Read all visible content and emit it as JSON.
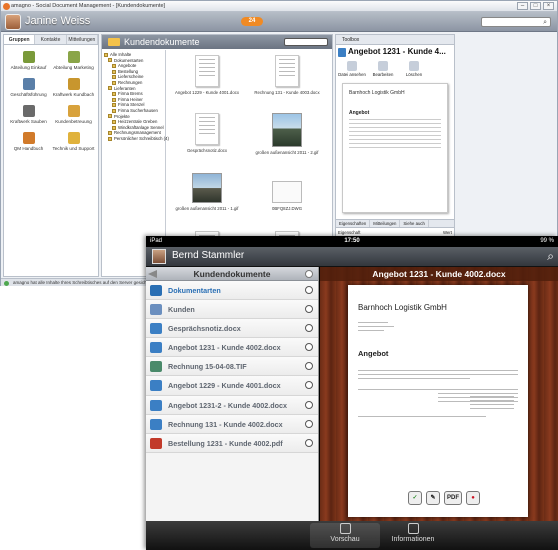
{
  "window": {
    "title": "amagno - Social Document Management - [Kundendokumente]"
  },
  "user": {
    "name": "Janine Weiss",
    "notification_count": "24"
  },
  "left_panel": {
    "tabs": [
      "Gruppen",
      "Kontakte",
      "Mitteilungen"
    ],
    "groups": [
      {
        "label": "Abteilung Einkauf",
        "icon": "group-icon",
        "color": "#7a9a3a"
      },
      {
        "label": "Abteilung Marketing",
        "icon": "group-icon",
        "color": "#8aa548"
      },
      {
        "label": "Geschäftsführung",
        "icon": "group-icon",
        "color": "#5a7fa8"
      },
      {
        "label": "Kraftwerk Kundbach",
        "icon": "group-icon",
        "color": "#c8962e"
      },
      {
        "label": "Kraftwerk Sauben",
        "icon": "group-icon",
        "color": "#6a6a6a"
      },
      {
        "label": "Kundenbetreuung",
        "icon": "group-icon",
        "color": "#d8a23c"
      },
      {
        "label": "QM Handbuch",
        "icon": "group-icon",
        "color": "#d17a2a"
      },
      {
        "label": "Technik und Support",
        "icon": "group-icon",
        "color": "#e0b23c"
      }
    ]
  },
  "middle_panel": {
    "title": "Kundendokumente",
    "filter_label": "Alle Inhalte",
    "tree": [
      "Alle Inhalte",
      "Dokumentarten",
      "Angebote",
      "Bestellung",
      "Lieferscheine",
      "Rechnungen",
      "Lieferanten",
      "Firma Brems",
      "Firma Heiner",
      "Firma Stenzel",
      "Firma Sucherhausen",
      "Projekte",
      "Heizzentrale Greben",
      "Windkraftanlage Sennel",
      "Rechnungsmanagement",
      "Persönlicher Schreibtisch (4)"
    ],
    "files": [
      "Angebot 1229 - Kunde 4001.docx",
      "Rechnung 131 - Kunde 4003.docx",
      "Gesprächsnotiz.docx",
      "großen außenansicht 2011 - 2.gif",
      "großen außenansicht 2011 - 1.gif",
      "0BFQ8ZJ.DWG"
    ]
  },
  "right_panel": {
    "tab": "Toolbox",
    "doc_title": "Angebot 1231 - Kunde 4...",
    "tools": [
      "Datei ansehen",
      "Bearbeiten",
      "Löschen"
    ],
    "preview_company": "Barnhoch Logistik GmbH",
    "preview_heading": "Angebot",
    "bottom_tabs": [
      "Eigenschaften",
      "Mitteilungen",
      "Siehe auch"
    ],
    "properties": [
      {
        "key": "Eigenschaft",
        "value": "Wert"
      },
      {
        "key": "Erstellt",
        "value": "Start"
      }
    ]
  },
  "status": {
    "text": "amagno hat alle Inhalte Ihres Schreibtisches auf den Server gesichert"
  },
  "tablet": {
    "status_left": "iPad",
    "time": "17:50",
    "battery": "99 %",
    "user_name": "Bernd Stammler",
    "list_title": "Kundendokumente",
    "items": [
      {
        "label": "Dokumentarten",
        "color": "#2a6fb4"
      },
      {
        "label": "Kunden",
        "color": "#6b8fbf"
      },
      {
        "label": "Gesprächsnotiz.docx",
        "color": "#3b7fc4"
      },
      {
        "label": "Angebot 1231 - Kunde 4002.docx",
        "color": "#3b7fc4"
      },
      {
        "label": "Rechnung 15-04-08.TIF",
        "color": "#4a8a6a"
      },
      {
        "label": "Angebot 1229 - Kunde 4001.docx",
        "color": "#3b7fc4"
      },
      {
        "label": "Angebot 1231-2 - Kunde 4002.docx",
        "color": "#3b7fc4"
      },
      {
        "label": "Rechnung 131 - Kunde 4002.docx",
        "color": "#3b7fc4"
      },
      {
        "label": "Bestellung 1231 - Kunde 4002.pdf",
        "color": "#c23a2a"
      }
    ],
    "doc_title": "Angebot 1231 - Kunde 4002.docx",
    "doc": {
      "company": "Barnhoch Logistik GmbH",
      "heading": "Angebot"
    },
    "doc_buttons": [
      "✓",
      "✎",
      "PDF",
      "●"
    ],
    "tabs": [
      "Vorschau",
      "Informationen"
    ]
  }
}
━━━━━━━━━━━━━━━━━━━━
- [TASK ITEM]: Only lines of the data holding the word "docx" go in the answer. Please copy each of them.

- [RESPONSE AREA]:
      "Angebot 1229 - Kunde 4001.docx",
      "Rechnung 131 - Kunde 4003.docx",
      "Gesprächsnotiz.docx",
        "label": "Gesprächsnotiz.docx",
        "label": "Angebot 1231 - Kunde 4002.docx",
        "label": "Angebot 1229 - Kunde 4001.docx",
        "label": "Angebot 1231-2 - Kunde 4002.docx",
        "label": "Rechnung 131 - Kunde 4002.docx",
    "doc_title": "Angebot 1231 - Kunde 4002.docx",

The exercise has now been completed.